> Material for this task:

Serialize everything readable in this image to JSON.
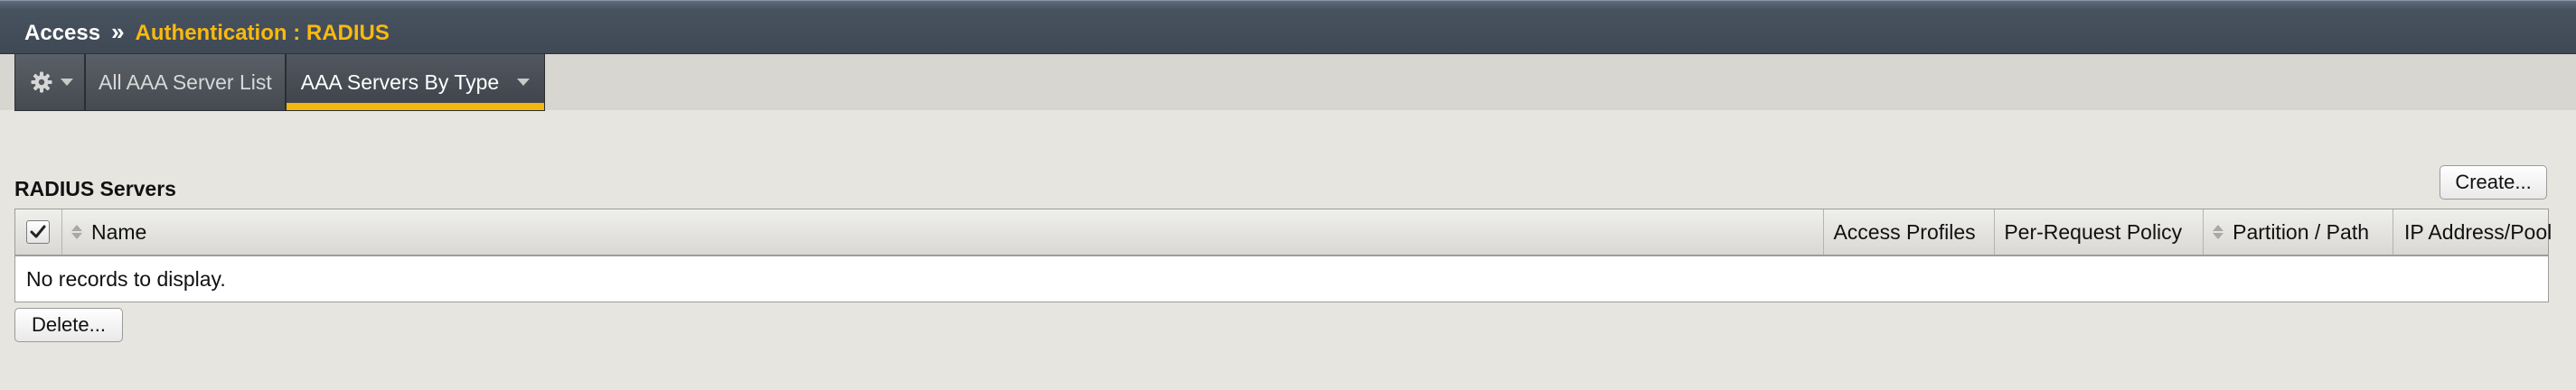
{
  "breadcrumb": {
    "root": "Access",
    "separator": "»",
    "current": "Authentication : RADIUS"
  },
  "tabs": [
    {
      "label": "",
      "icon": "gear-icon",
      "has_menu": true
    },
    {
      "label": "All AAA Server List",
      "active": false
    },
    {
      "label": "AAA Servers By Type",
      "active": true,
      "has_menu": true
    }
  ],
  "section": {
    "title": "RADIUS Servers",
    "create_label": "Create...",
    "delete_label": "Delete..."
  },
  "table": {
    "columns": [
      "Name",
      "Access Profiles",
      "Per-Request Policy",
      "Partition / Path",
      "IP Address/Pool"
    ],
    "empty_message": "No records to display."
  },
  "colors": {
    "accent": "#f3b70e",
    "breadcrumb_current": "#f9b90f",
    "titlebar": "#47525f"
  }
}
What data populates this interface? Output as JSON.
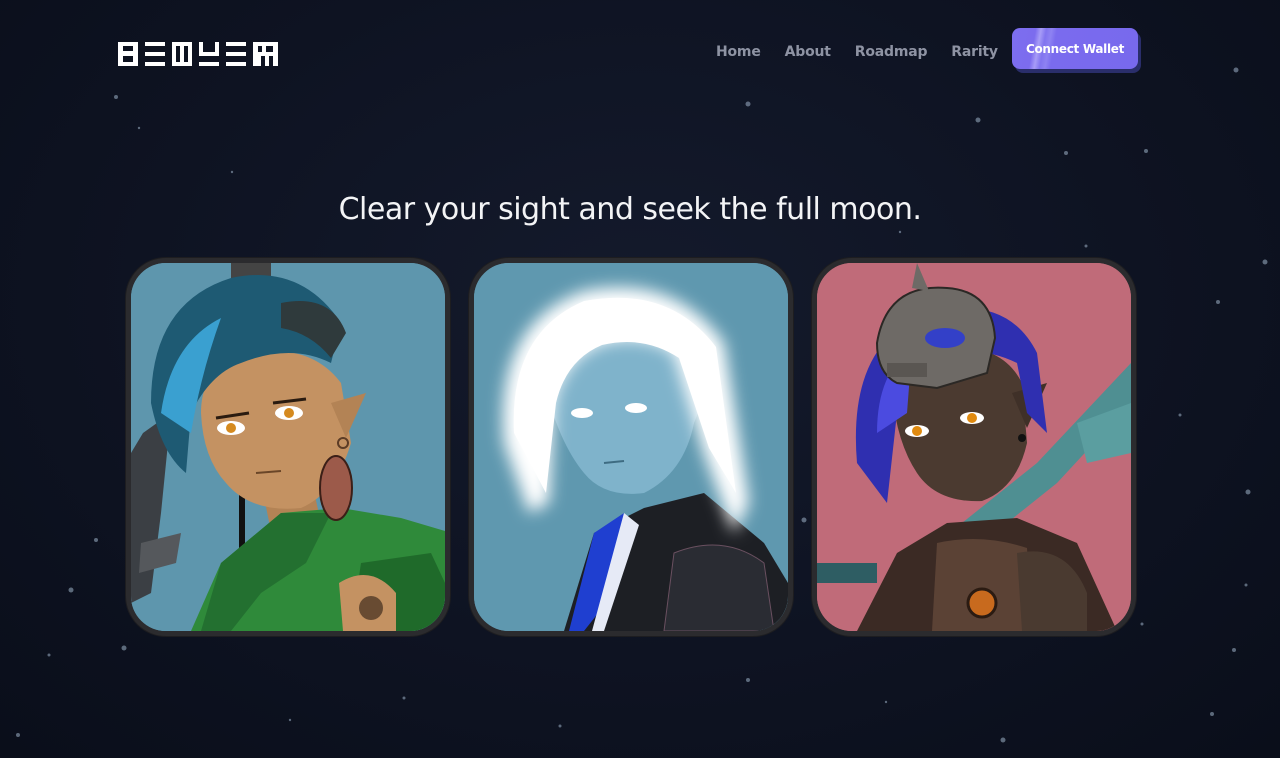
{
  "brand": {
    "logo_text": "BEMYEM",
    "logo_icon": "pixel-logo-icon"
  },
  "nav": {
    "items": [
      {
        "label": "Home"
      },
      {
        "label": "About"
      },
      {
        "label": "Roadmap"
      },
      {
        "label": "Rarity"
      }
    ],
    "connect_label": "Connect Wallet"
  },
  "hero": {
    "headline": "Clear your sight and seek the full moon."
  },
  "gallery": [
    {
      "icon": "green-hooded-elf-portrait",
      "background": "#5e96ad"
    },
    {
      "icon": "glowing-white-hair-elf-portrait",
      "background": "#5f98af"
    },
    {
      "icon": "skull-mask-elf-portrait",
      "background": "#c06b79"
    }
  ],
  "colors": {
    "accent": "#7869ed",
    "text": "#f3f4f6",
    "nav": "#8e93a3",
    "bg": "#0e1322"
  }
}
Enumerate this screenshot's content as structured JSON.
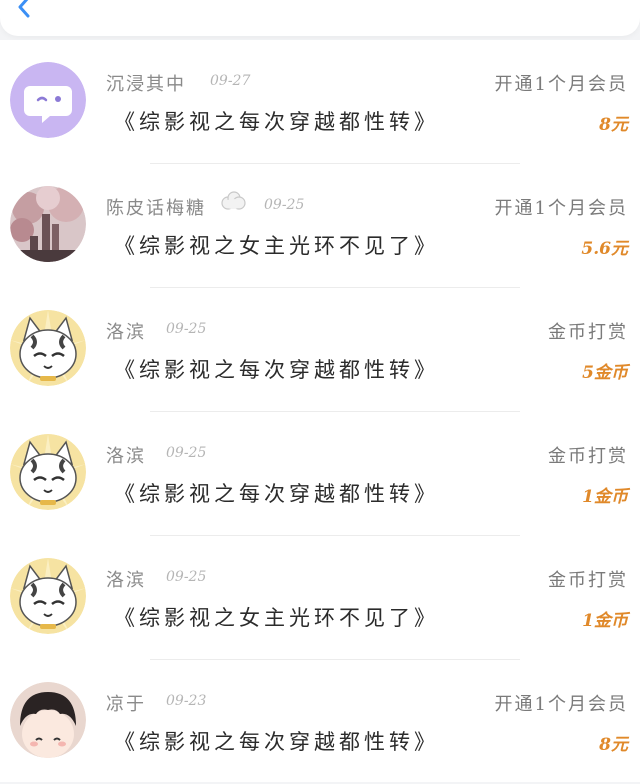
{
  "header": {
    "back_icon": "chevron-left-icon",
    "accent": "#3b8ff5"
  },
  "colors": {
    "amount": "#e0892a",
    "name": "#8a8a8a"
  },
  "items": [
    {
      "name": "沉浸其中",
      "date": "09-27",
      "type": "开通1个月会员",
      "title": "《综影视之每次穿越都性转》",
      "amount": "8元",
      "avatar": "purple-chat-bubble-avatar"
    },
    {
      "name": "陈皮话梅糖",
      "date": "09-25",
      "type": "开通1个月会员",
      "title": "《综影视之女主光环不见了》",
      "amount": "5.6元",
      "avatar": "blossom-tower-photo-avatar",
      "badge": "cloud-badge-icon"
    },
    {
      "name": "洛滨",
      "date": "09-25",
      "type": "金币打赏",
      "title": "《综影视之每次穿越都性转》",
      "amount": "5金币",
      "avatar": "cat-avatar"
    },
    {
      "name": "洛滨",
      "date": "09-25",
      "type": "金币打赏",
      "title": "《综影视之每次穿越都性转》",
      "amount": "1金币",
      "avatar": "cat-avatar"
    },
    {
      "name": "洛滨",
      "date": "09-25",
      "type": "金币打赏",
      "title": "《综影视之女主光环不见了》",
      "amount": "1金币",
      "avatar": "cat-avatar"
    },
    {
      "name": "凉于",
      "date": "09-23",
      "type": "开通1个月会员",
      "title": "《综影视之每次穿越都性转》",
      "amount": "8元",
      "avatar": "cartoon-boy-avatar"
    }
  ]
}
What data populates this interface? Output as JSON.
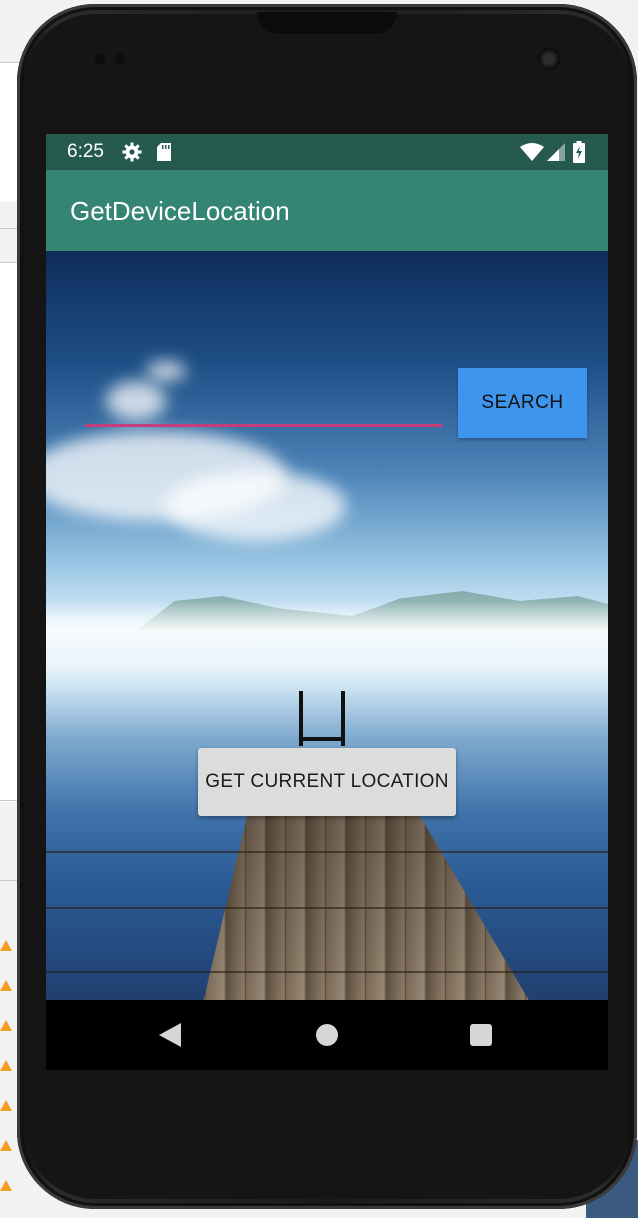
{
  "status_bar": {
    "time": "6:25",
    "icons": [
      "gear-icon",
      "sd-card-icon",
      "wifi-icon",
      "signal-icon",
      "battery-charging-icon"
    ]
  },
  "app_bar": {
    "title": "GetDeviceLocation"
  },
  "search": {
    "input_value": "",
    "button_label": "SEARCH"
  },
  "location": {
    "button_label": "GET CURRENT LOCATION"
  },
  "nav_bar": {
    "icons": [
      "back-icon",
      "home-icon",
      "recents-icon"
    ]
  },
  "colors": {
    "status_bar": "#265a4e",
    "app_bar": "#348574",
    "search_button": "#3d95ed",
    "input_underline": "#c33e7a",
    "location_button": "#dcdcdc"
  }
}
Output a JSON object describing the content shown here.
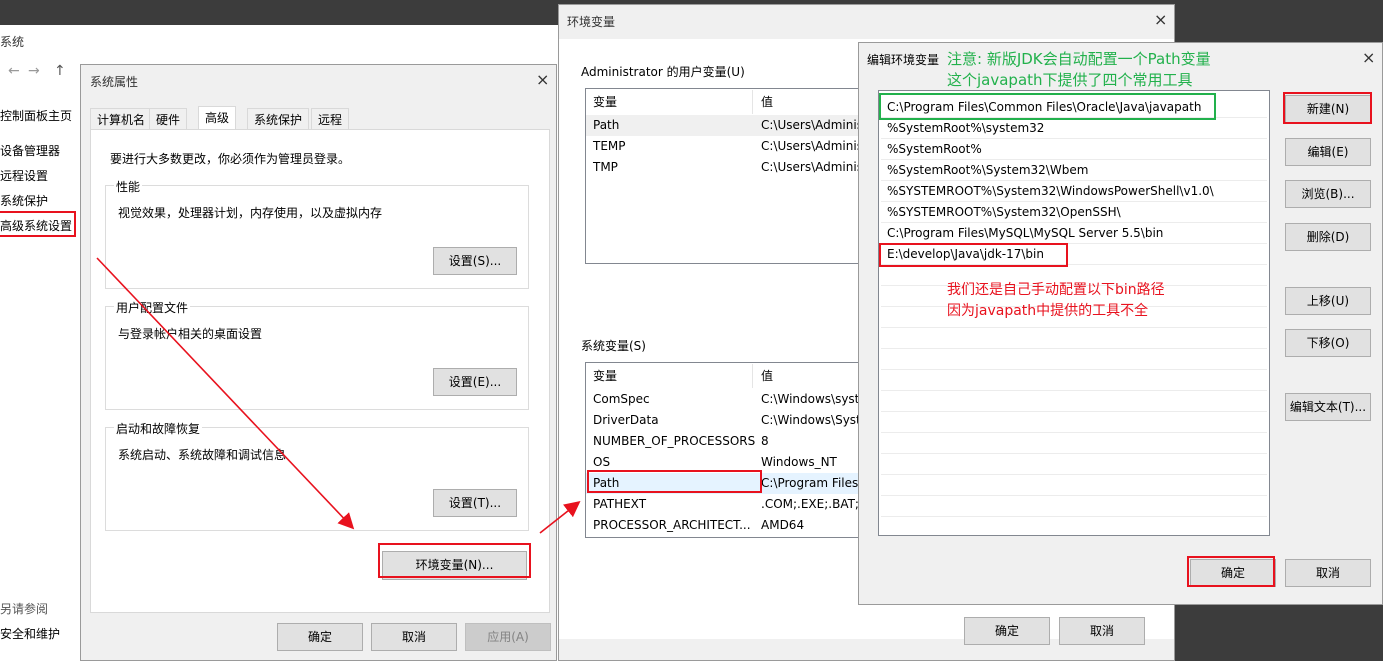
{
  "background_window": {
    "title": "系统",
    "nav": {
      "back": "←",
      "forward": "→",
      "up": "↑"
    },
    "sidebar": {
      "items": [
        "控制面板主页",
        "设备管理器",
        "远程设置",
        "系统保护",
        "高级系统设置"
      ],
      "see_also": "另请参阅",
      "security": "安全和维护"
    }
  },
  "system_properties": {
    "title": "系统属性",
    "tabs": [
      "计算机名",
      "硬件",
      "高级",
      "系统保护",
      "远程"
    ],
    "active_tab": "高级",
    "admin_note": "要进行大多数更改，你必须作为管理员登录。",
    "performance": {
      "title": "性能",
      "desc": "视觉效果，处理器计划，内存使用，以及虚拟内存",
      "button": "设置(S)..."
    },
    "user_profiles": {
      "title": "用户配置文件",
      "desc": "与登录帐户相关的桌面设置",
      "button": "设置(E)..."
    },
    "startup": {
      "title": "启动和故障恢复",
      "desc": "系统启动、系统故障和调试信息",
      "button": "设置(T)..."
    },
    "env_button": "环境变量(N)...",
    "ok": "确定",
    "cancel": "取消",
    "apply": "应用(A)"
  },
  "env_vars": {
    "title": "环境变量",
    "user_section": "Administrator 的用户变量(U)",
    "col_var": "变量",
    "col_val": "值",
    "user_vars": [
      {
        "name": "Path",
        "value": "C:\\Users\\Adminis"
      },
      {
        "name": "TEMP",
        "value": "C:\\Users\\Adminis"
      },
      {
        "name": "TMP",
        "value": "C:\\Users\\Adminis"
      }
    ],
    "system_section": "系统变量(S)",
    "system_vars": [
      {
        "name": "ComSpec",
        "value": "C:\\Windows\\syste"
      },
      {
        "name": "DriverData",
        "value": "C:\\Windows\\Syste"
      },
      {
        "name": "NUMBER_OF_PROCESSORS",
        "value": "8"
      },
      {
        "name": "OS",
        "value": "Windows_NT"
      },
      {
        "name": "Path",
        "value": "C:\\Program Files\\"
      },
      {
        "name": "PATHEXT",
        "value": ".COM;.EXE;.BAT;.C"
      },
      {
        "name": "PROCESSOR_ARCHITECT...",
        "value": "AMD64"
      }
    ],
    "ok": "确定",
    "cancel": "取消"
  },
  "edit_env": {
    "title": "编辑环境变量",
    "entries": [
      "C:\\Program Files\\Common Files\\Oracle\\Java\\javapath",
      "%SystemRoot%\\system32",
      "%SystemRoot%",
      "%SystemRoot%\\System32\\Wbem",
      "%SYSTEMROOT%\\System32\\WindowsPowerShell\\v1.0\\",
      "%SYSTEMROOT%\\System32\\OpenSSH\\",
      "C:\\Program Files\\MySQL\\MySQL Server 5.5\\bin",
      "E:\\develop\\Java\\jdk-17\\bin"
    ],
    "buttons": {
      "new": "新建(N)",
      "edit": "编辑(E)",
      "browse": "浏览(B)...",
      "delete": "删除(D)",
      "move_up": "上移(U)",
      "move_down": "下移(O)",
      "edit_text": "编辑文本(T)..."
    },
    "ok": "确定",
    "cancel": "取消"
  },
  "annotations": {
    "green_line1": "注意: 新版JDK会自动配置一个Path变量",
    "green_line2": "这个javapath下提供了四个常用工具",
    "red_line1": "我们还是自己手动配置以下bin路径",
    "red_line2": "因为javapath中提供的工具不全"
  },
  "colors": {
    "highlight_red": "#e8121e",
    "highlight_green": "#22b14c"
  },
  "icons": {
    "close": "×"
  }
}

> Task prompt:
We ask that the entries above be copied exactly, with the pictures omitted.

> Expected output:
Serialize everything readable in this image to JSON.
{
  "breadcrumb": {
    "root": "Access",
    "separator": "»",
    "current": "Authentication : RADIUS"
  },
  "tabs": [
    {
      "label": "",
      "icon": "gear-icon",
      "has_menu": true
    },
    {
      "label": "All AAA Server List",
      "active": false
    },
    {
      "label": "AAA Servers By Type",
      "active": true,
      "has_menu": true
    }
  ],
  "section": {
    "title": "RADIUS Servers",
    "create_label": "Create...",
    "delete_label": "Delete..."
  },
  "table": {
    "columns": [
      "Name",
      "Access Profiles",
      "Per-Request Policy",
      "Partition / Path",
      "IP Address/Pool"
    ],
    "empty_message": "No records to display."
  },
  "colors": {
    "accent": "#f3b70e",
    "breadcrumb_current": "#f9b90f",
    "titlebar": "#47525f"
  }
}
What data populates this interface? Output as JSON.
{
  "brand": {
    "logo_text": "BEMYEM",
    "logo_icon": "pixel-logo-icon"
  },
  "nav": {
    "items": [
      {
        "label": "Home"
      },
      {
        "label": "About"
      },
      {
        "label": "Roadmap"
      },
      {
        "label": "Rarity"
      }
    ],
    "connect_label": "Connect Wallet"
  },
  "hero": {
    "headline": "Clear your sight and seek the full moon."
  },
  "gallery": [
    {
      "icon": "green-hooded-elf-portrait",
      "background": "#5e96ad"
    },
    {
      "icon": "glowing-white-hair-elf-portrait",
      "background": "#5f98af"
    },
    {
      "icon": "skull-mask-elf-portrait",
      "background": "#c06b79"
    }
  ],
  "colors": {
    "accent": "#7869ed",
    "text": "#f3f4f6",
    "nav": "#8e93a3",
    "bg": "#0e1322"
  }
}
Enumerate this screenshot's content as structured JSON.
{
  "header": {
    "back_icon": "chevron-left-icon",
    "accent": "#3b8ff5"
  },
  "colors": {
    "amount": "#e0892a",
    "name": "#8a8a8a"
  },
  "items": [
    {
      "name": "沉浸其中",
      "date": "09-27",
      "type": "开通1个月会员",
      "title": "《综影视之每次穿越都性转》",
      "amount": "8元",
      "avatar": "purple-chat-bubble-avatar"
    },
    {
      "name": "陈皮话梅糖",
      "date": "09-25",
      "type": "开通1个月会员",
      "title": "《综影视之女主光环不见了》",
      "amount": "5.6元",
      "avatar": "blossom-tower-photo-avatar",
      "badge": "cloud-badge-icon"
    },
    {
      "name": "洛滨",
      "date": "09-25",
      "type": "金币打赏",
      "title": "《综影视之每次穿越都性转》",
      "amount": "5金币",
      "avatar": "cat-avatar"
    },
    {
      "name": "洛滨",
      "date": "09-25",
      "type": "金币打赏",
      "title": "《综影视之每次穿越都性转》",
      "amount": "1金币",
      "avatar": "cat-avatar"
    },
    {
      "name": "洛滨",
      "date": "09-25",
      "type": "金币打赏",
      "title": "《综影视之女主光环不见了》",
      "amount": "1金币",
      "avatar": "cat-avatar"
    },
    {
      "name": "凉于",
      "date": "09-23",
      "type": "开通1个月会员",
      "title": "《综影视之每次穿越都性转》",
      "amount": "8元",
      "avatar": "cartoon-boy-avatar"
    }
  ]
}
What data populates this interface? Output as JSON.
{
  "status_bar": {
    "time": "6:25",
    "icons": [
      "gear-icon",
      "sd-card-icon",
      "wifi-icon",
      "signal-icon",
      "battery-charging-icon"
    ]
  },
  "app_bar": {
    "title": "GetDeviceLocation"
  },
  "search": {
    "input_value": "",
    "button_label": "SEARCH"
  },
  "location": {
    "button_label": "GET CURRENT LOCATION"
  },
  "nav_bar": {
    "icons": [
      "back-icon",
      "home-icon",
      "recents-icon"
    ]
  },
  "colors": {
    "status_bar": "#265a4e",
    "app_bar": "#348574",
    "search_button": "#3d95ed",
    "input_underline": "#c33e7a",
    "location_button": "#dcdcdc"
  }
}
Output a JSON object describing the content shown here.
{
  "background_window": {
    "title": "系统",
    "nav": {
      "back": "←",
      "forward": "→",
      "up": "↑"
    },
    "sidebar": {
      "items": [
        "控制面板主页",
        "设备管理器",
        "远程设置",
        "系统保护",
        "高级系统设置"
      ],
      "see_also": "另请参阅",
      "security": "安全和维护"
    }
  },
  "system_properties": {
    "title": "系统属性",
    "tabs": [
      "计算机名",
      "硬件",
      "高级",
      "系统保护",
      "远程"
    ],
    "active_tab": "高级",
    "admin_note": "要进行大多数更改，你必须作为管理员登录。",
    "performance": {
      "title": "性能",
      "desc": "视觉效果，处理器计划，内存使用，以及虚拟内存",
      "button": "设置(S)..."
    },
    "user_profiles": {
      "title": "用户配置文件",
      "desc": "与登录帐户相关的桌面设置",
      "button": "设置(E)..."
    },
    "startup": {
      "title": "启动和故障恢复",
      "desc": "系统启动、系统故障和调试信息",
      "button": "设置(T)..."
    },
    "env_button": "环境变量(N)...",
    "ok": "确定",
    "cancel": "取消",
    "apply": "应用(A)"
  },
  "env_vars": {
    "title": "环境变量",
    "user_section": "Administrator 的用户变量(U)",
    "col_var": "变量",
    "col_val": "值",
    "user_vars": [
      {
        "name": "Path",
        "value": "C:\\Users\\Adminis"
      },
      {
        "name": "TEMP",
        "value": "C:\\Users\\Adminis"
      },
      {
        "name": "TMP",
        "value": "C:\\Users\\Adminis"
      }
    ],
    "system_section": "系统变量(S)",
    "system_vars": [
      {
        "name": "ComSpec",
        "value": "C:\\Windows\\syste"
      },
      {
        "name": "DriverData",
        "value": "C:\\Windows\\Syste"
      },
      {
        "name": "NUMBER_OF_PROCESSORS",
        "value": "8"
      },
      {
        "name": "OS",
        "value": "Windows_NT"
      },
      {
        "name": "Path",
        "value": "C:\\Program Files\\"
      },
      {
        "name": "PATHEXT",
        "value": ".COM;.EXE;.BAT;.C"
      },
      {
        "name": "PROCESSOR_ARCHITECT...",
        "value": "AMD64"
      }
    ],
    "ok": "确定",
    "cancel": "取消"
  },
  "edit_env": {
    "title": "编辑环境变量",
    "entries": [
      "C:\\Program Files\\Common Files\\Oracle\\Java\\javapath",
      "%SystemRoot%\\system32",
      "%SystemRoot%",
      "%SystemRoot%\\System32\\Wbem",
      "%SYSTEMROOT%\\System32\\WindowsPowerShell\\v1.0\\",
      "%SYSTEMROOT%\\System32\\OpenSSH\\",
      "C:\\Program Files\\MySQL\\MySQL Server 5.5\\bin",
      "E:\\develop\\Java\\jdk-17\\bin"
    ],
    "buttons": {
      "new": "新建(N)",
      "edit": "编辑(E)",
      "browse": "浏览(B)...",
      "delete": "删除(D)",
      "move_up": "上移(U)",
      "move_down": "下移(O)",
      "edit_text": "编辑文本(T)..."
    },
    "ok": "确定",
    "cancel": "取消"
  },
  "annotations": {
    "green_line1": "注意: 新版JDK会自动配置一个Path变量",
    "green_line2": "这个javapath下提供了四个常用工具",
    "red_line1": "我们还是自己手动配置以下bin路径",
    "red_line2": "因为javapath中提供的工具不全"
  },
  "colors": {
    "highlight_red": "#e8121e",
    "highlight_green": "#22b14c"
  },
  "icons": {
    "close": "×"
  }
}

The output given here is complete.